Here is a very useful weekend read: an article by Paul A. Kirschner and Mirjam Neelen unpacking different types of feedback and putting to rest the notion that ‘feedback is always great for learning’. For example, when do you think is the ideal time to give feedback? It’s not always the sooner, the better – a higher-level student would benefit from more time for self-reflection. There are more insights like this in the article, and it’s very readable too, with a Dilbert cartoon alongside quotes from Hattie. Not to be missed!
Do you still use the red pen to mark your students’ writing? Apparently, this type of feedback is seen as more aggressive and less helpful. This article suggests an excellent alternative: making video comments. You can show the students’ work on the screen, or your face, or both – and the feedback will be much more effective (and take you less time than writing out all the corrections). For more examples and a set of guidelines check the website mentioned in the article. I am definitely going to try something along these lines (once I get myself a proper mike!).
Have you seen this great copy-editing quiz from the New York Times? It can work very well with any advanced students, including EAP and exam prep. I had a lot of fun with it myself, and, to be honest, finding that one error was not always easy! (And of course it should be timed.) It’s Quiz No.12, so there are a dozen of these for all your correction needs.
Check out this very comprehensive description of a classical little activity called ‘Just a minute!’. It can help you energise your students when you’re not in the mood for slow teaching. I have tried it myself, even with one-to-ones: it helps keep the focus on accuracy or target language, at the same encouraging students to speak quickly and coherently (very useful for exam preparation). You might want to complement it with the famous radio show, but I rarely get students who are proficient enough to enjoy it!

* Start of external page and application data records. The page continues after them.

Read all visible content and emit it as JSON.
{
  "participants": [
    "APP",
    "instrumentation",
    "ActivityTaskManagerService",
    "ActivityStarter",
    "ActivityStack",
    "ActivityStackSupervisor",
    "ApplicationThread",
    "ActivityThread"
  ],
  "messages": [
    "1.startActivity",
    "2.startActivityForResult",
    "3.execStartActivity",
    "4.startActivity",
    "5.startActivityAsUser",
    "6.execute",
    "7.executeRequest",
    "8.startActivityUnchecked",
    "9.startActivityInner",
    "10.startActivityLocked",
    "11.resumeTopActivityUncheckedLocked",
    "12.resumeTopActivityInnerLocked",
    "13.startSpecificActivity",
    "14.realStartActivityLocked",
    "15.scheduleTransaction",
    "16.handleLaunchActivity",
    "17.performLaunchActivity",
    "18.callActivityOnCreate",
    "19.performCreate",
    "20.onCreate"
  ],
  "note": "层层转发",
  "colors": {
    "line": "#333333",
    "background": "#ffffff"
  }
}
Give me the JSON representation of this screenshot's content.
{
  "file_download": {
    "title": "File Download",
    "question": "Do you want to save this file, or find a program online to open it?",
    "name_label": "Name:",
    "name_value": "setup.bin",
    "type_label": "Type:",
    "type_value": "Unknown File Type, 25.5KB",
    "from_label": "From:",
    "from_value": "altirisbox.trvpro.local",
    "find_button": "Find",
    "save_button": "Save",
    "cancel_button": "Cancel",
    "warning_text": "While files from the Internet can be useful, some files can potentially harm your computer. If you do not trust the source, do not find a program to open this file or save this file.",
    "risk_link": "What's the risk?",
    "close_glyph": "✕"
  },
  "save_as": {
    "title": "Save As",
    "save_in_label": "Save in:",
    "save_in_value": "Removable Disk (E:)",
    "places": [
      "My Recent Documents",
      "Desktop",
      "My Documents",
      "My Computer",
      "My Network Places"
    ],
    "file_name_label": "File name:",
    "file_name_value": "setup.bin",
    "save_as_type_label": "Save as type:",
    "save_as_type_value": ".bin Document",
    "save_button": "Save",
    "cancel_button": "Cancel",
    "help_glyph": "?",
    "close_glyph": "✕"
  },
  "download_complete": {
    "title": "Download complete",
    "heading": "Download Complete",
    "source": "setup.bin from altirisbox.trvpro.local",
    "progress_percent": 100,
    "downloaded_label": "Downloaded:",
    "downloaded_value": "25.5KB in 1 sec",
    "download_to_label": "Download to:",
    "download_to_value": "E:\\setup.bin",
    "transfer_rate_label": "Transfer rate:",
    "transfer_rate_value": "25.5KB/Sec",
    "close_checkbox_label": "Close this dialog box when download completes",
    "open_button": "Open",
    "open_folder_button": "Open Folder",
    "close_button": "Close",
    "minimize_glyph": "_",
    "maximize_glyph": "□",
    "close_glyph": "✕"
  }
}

In one of his recent posts on QuickShout, Nik Peachey describes a useful online tool with a very self-explanatory name: iFake Text Message. The app is quite intuitive and doesn’t need much in terms of technical guidelines; however, Nik also suggests multiple teaching uses for it, from error correction to reimagining conversations between famous people. What about fictional characters, perhaps Sansa Stark texting Jon? I am definitely going to try this in one of my lessons!
Now that I’m back, I have a bit of time to sort through my conference notes. Even a week later, Alan November’s presentation stands out: the speaker’s skills were excellent, his ideas were emphasised with unusual pictures and not a small sense of humour (would you use the picture of a Japanese hi-tech loo to illustrate technological progress?).
Here are a few points that I found important:
1) modern tech gives us access to more information, but information is NOT knowledge
2) as teachers, we should give students more challenging assignments (to make use of all this available information)
3) we should teach them to anticipate failure and have more resilience (not just give them grades, which can demotivate)
4) we should show students how to search the web correctly and use reliable sources, as well as how to evaluate information
So, good teaching is still very much in demand!
He also mentioned the Curse of Knowledge: when professors know so much that they cannot understand students’ difficulties. Using stories, he added, is the best way to teach, and this is how students teach each others and how we should teach them.
If you’d like to learn more, these two articles on Alan November’s website nicely complement his presentation:
Crafting a Vision for Empowered Learning and Teaching: Beyond the $1,000 Pencil
How Making Thinking Visible Helps Teachers and Students
If you have ten minutes today for an enjoyable longread on educational psychology, here is an article by Claudia Wallis about the science behind error correction. There are a lot of examples from U.S. schools where the learners were able to develop a growth mindset because the teacher encouraged them to see the benefits of errors and explain their right and wrong answers. “The students began to see errors as a path to learning rather than humiliation.” It all sounds very persuasive.
And yet, the behaviourist desire ‘to model correctly’ is deeply ingrained in us, teachers and learners alike. For example, it’s hard to disagree with this post by Gianfranco Conti, who says that correcting errors in students’ writing has little effect on their learning (unless it is supported by a lot of remedial activities) and concludes: “better invest your time in planning and resourcing your teaching more effectively”.
So, are you with behaviourists or with cognitivists?